Stored items
==============================

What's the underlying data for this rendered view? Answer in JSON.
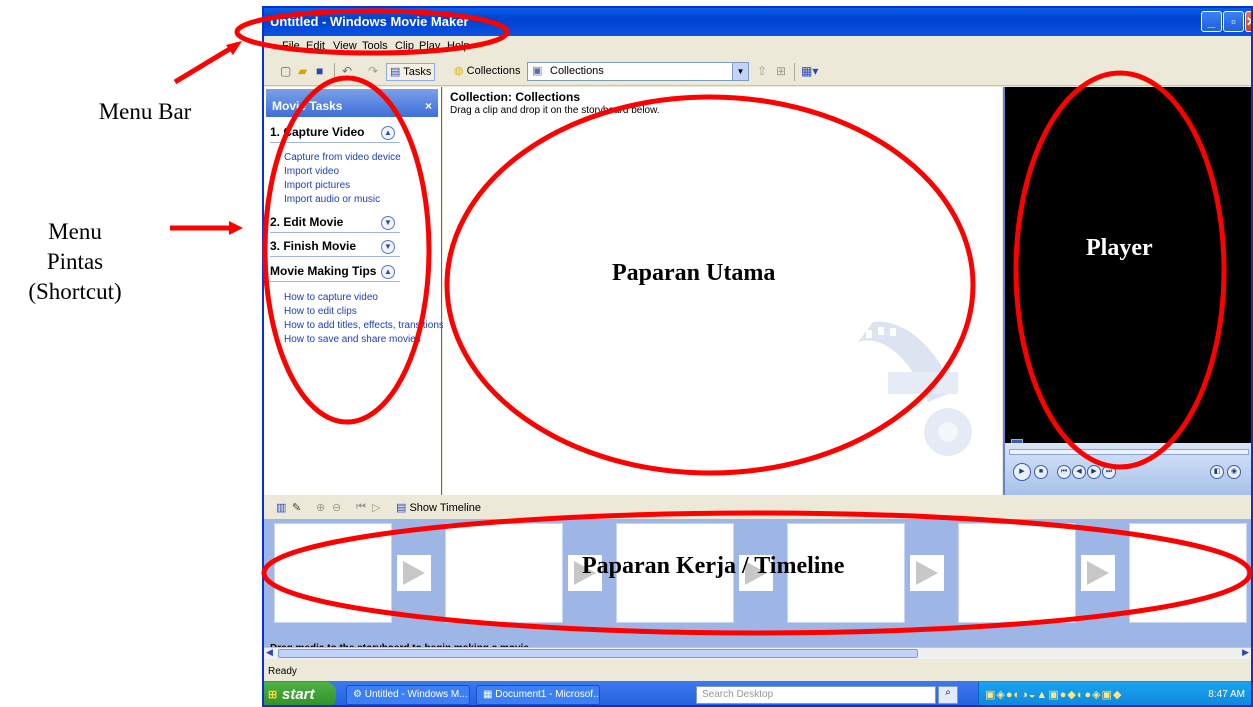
{
  "annotations": {
    "menu_bar": "Menu Bar",
    "menu_pintas_line1": "Menu",
    "menu_pintas_line2": "Pintas",
    "menu_pintas_line3": "(Shortcut)",
    "paparan_utama": "Paparan Utama",
    "player": "Player",
    "paparan_kerja": "Paparan Kerja / Timeline",
    "annotation_color": "#ff0000"
  },
  "window": {
    "title": "Untitled - Windows Movie Maker",
    "minimize": "_",
    "maximize": "▫",
    "close": "✕"
  },
  "menu": [
    "File",
    "Edit",
    "View",
    "Tools",
    "Clip",
    "Play",
    "Help"
  ],
  "toolbar": {
    "tasks_label": "Tasks",
    "collections_label": "Collections",
    "collections_select": "Collections"
  },
  "task_pane": {
    "header": "Movie Tasks",
    "close": "×",
    "sections": [
      {
        "title": "1. Capture Video",
        "expanded": true,
        "links": [
          "Capture from video device",
          "Import video",
          "Import pictures",
          "Import audio or music"
        ]
      },
      {
        "title": "2. Edit Movie",
        "expanded": false,
        "links": []
      },
      {
        "title": "3. Finish Movie",
        "expanded": false,
        "links": []
      },
      {
        "title": "Movie Making Tips",
        "expanded": true,
        "links": [
          "How to capture video",
          "How to edit clips",
          "How to add titles, effects, transitions",
          "How to save and share movies"
        ]
      }
    ]
  },
  "content": {
    "heading": "Collection: Collections",
    "subtext": "Drag a clip and drop it on the storyboard below."
  },
  "storyboard": {
    "show_timeline": "Show Timeline",
    "drag_text": "Drag media to the storyboard to begin making a movie."
  },
  "status": "Ready",
  "taskbar": {
    "start": "start",
    "tasks": [
      "Untitled - Windows M...",
      "Document1 - Microsof..."
    ],
    "search_placeholder": "Search Desktop",
    "clock": "8:47 AM"
  }
}
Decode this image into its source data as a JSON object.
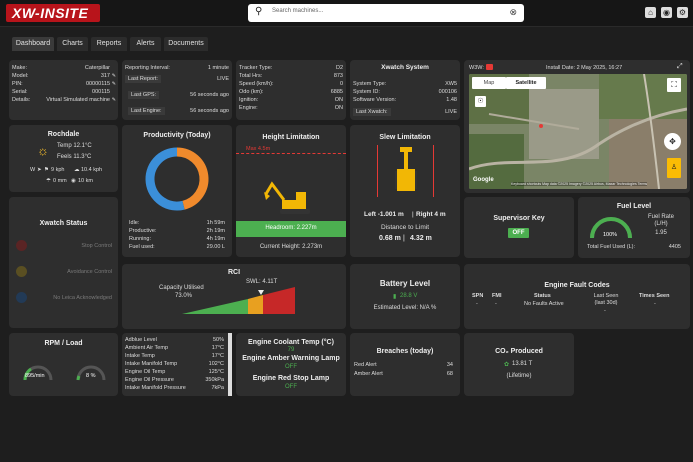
{
  "header": {
    "logo_text": "XW-INSITE",
    "search_placeholder": "Search machines...",
    "icons": [
      "home-icon",
      "globe-icon",
      "settings-icon"
    ]
  },
  "tabs": [
    "Dashboard",
    "Charts",
    "Reports",
    "Alerts",
    "Documents"
  ],
  "machine": {
    "make_label": "Make:",
    "make": "Caterpillar",
    "model_label": "Model:",
    "model": "317",
    "pin_label": "PIN:",
    "pin": "00000115",
    "serial_label": "Serial:",
    "serial": "000115",
    "details_label": "Details:",
    "details": "Virtual Simulated machine"
  },
  "reporting": {
    "interval_label": "Reporting Interval:",
    "interval": "1 minute",
    "last_report_label": "Last Report:",
    "last_report": "LIVE",
    "last_gps_label": "Last GPS:",
    "last_gps": "56 seconds ago",
    "last_engine_label": "Last Engine:",
    "last_engine": "56 seconds ago"
  },
  "tracker": {
    "type_label": "Tracker Type:",
    "type": "D2",
    "hrs_label": "Total Hrs:",
    "hrs": "873",
    "speed_label": "Speed (km/h):",
    "speed": "0",
    "odo_label": "Odo (km):",
    "odo": "6885",
    "ignition_label": "Ignition:",
    "ignition": "ON",
    "engine_label": "Engine:",
    "engine": "ON"
  },
  "xwatch_system": {
    "title": "Xwatch System",
    "type_label": "System Type:",
    "type": "XW5",
    "id_label": "System ID:",
    "id": "000106",
    "version_label": "Software Version:",
    "version": "1.48",
    "last_label": "Last Xwatch:",
    "last": "LIVE"
  },
  "map": {
    "w3w_label": "W3W:",
    "install_date": "Install Date: 2 May 2025, 16:27",
    "map_tab": "Map",
    "satellite_tab": "Satellite",
    "google": "Google",
    "attribution": "Keyboard shortcuts   Map data ©2025 Imagery ©2025 Airbus, Maxar Technologies   Terms"
  },
  "weather": {
    "title": "Rochdale",
    "temp": "Temp 12.1°C",
    "feels": "Feels 11.3°C",
    "wind_dir": "W",
    "wind_speed": "9 kph",
    "gust": "10.4 kph",
    "rain": "0 mm",
    "visibility": "10 km"
  },
  "productivity": {
    "title": "Productivity (Today)",
    "idle_label": "Idle:",
    "idle": "1h 59m",
    "productive_label": "Productive:",
    "productive": "2h 19m",
    "running_label": "Running:",
    "running": "4h 19m",
    "fuel_label": "Fuel used:",
    "fuel": "29.00 L",
    "chart_data": {
      "type": "pie",
      "categories": [
        "Idle",
        "Productive"
      ],
      "values": [
        119,
        139
      ],
      "colors": [
        "#f08a2c",
        "#3b8fd9"
      ]
    }
  },
  "height": {
    "title": "Height Limitation",
    "max": "Max 4.5m",
    "headroom": "Headroom: 2.227m",
    "current": "Current Height: 2.273m"
  },
  "slew": {
    "title": "Slew Limitation",
    "left": "Left -1.001 m",
    "right": "Right 4 m",
    "distance_label": "Distance to Limit",
    "distance_left": "0.68 m",
    "distance_right": "4.32 m"
  },
  "supervisor": {
    "title": "Supervisor Key",
    "state": "OFF"
  },
  "fuel": {
    "title": "Fuel Level",
    "rate_label": "Fuel Rate\n(L/H)",
    "rate": "1.95",
    "percent": "100%",
    "level": 1.0,
    "total_label": "Total Fuel Used (L):",
    "total": "4405"
  },
  "xwatch_status": {
    "title": "Xwatch Status",
    "items": [
      "Stop Control",
      "Avoidance Control",
      "No Leica Acknowledged"
    ]
  },
  "rci": {
    "title": "RCI",
    "capacity_label": "Capacity Utilised",
    "capacity": "73.0%",
    "swl": "SWL: 4.11T"
  },
  "battery": {
    "title": "Battery Level",
    "voltage": "28.8 V",
    "estimated": "Estimated Level: N/A %"
  },
  "faults": {
    "title": "Engine Fault Codes",
    "headers": [
      "SPN",
      "FMI",
      "Status",
      "Last Seen\n(last 30d)",
      "Times Seen"
    ],
    "row": [
      "-",
      "-",
      "No Faults Active",
      "-",
      "-"
    ]
  },
  "rpm": {
    "title": "RPM / Load",
    "rpm": "895/min",
    "load": "8 %"
  },
  "sensors": [
    [
      "Adblue Level",
      "50%"
    ],
    [
      "Ambient Air Temp",
      "17°C"
    ],
    [
      "Intake Temp",
      "17°C"
    ],
    [
      "Intake Manifold Temp",
      "102°C"
    ],
    [
      "Engine Oil Temp",
      "125°C"
    ],
    [
      "Engine Oil Pressure",
      "350kPa"
    ],
    [
      "Intake Manifold Pressure",
      "7kPa"
    ]
  ],
  "engine_status": {
    "coolant_label": "Engine Coolant Temp (°C)",
    "coolant": "79",
    "amber_label": "Engine Amber Warning Lamp",
    "amber": "OFF",
    "red_label": "Engine Red Stop Lamp",
    "red": "OFF"
  },
  "breaches": {
    "title": "Breaches (today)",
    "red_label": "Red Alert",
    "red": "34",
    "amber_label": "Amber Alert",
    "amber": "68"
  },
  "co2": {
    "title": "CO₂ Produced",
    "value": "13.81 T",
    "period": "(Lifetime)"
  },
  "colors": {
    "accent_red": "#e53935",
    "green": "#4caf50",
    "orange": "#f08a2c",
    "blue": "#3b8fd9"
  }
}
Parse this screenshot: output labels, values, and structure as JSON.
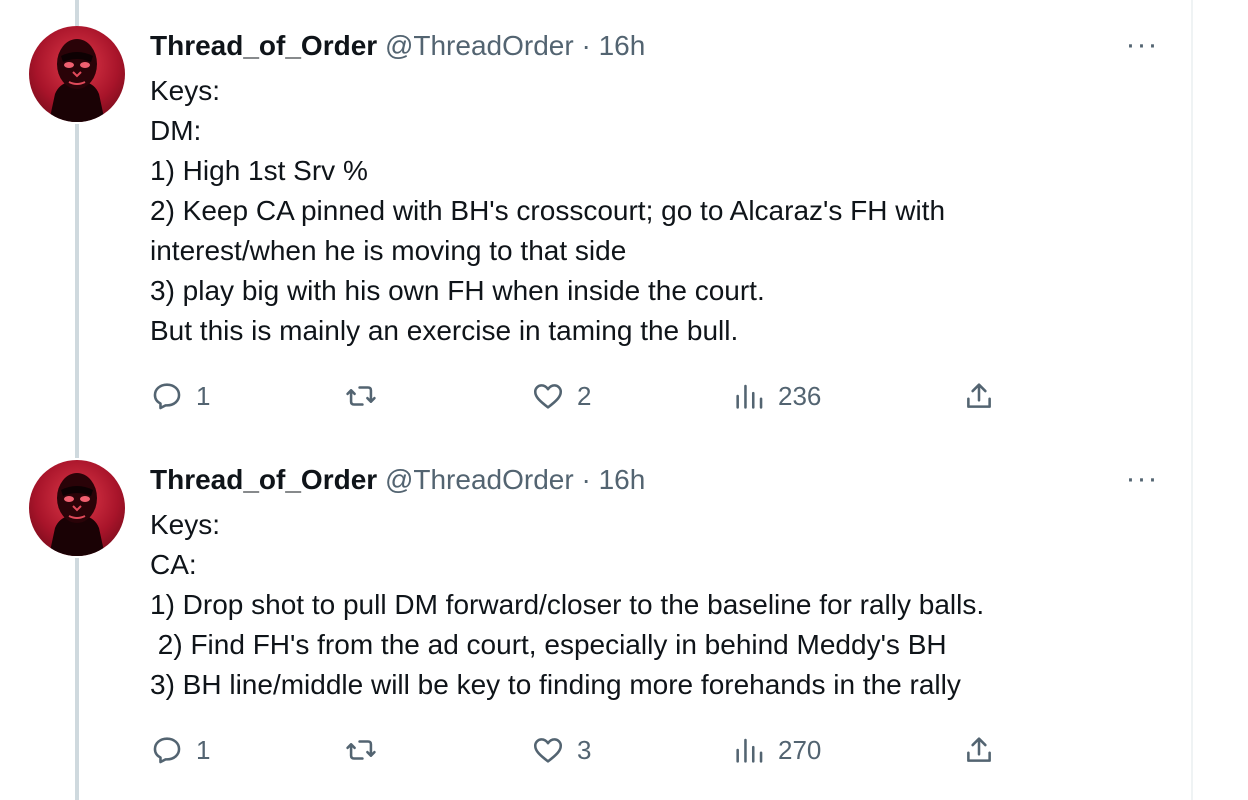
{
  "tweets": [
    {
      "author": {
        "name": "Thread_of_Order",
        "handle": "@ThreadOrder"
      },
      "separator": "·",
      "time": "16h",
      "more_label": "···",
      "lines": [
        "Keys:",
        "DM:",
        "1) High 1st Srv %",
        "2) Keep CA pinned with BH's crosscourt; go to Alcaraz's FH with",
        "interest/when he is moving to that side",
        "3) play big with his own FH when inside the court.",
        "But this is mainly an exercise in taming the bull."
      ],
      "stats": {
        "replies": "1",
        "reposts": "",
        "likes": "2",
        "views": "236"
      }
    },
    {
      "author": {
        "name": "Thread_of_Order",
        "handle": "@ThreadOrder"
      },
      "separator": "·",
      "time": "16h",
      "more_label": "···",
      "lines": [
        "Keys:",
        "CA:",
        "1) Drop shot to pull DM forward/closer to the baseline for rally balls.",
        " 2) Find FH's from the ad court, especially in behind Meddy's BH",
        "3) BH line/middle will be key to finding more forehands in the rally"
      ],
      "stats": {
        "replies": "1",
        "reposts": "",
        "likes": "3",
        "views": "270"
      }
    }
  ],
  "icons": {
    "reply": "reply-icon",
    "repost": "repost-icon",
    "like": "heart-icon",
    "views": "views-icon",
    "share": "share-icon"
  },
  "colors": {
    "text": "#0f1419",
    "secondary": "#536471",
    "thread_line": "#cfd9de",
    "avatar_red": "#c0182e"
  }
}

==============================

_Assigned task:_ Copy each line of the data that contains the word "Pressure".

_Answer space:_
      "Engine Oil Pressure",
      "Intake Manifold Pressure",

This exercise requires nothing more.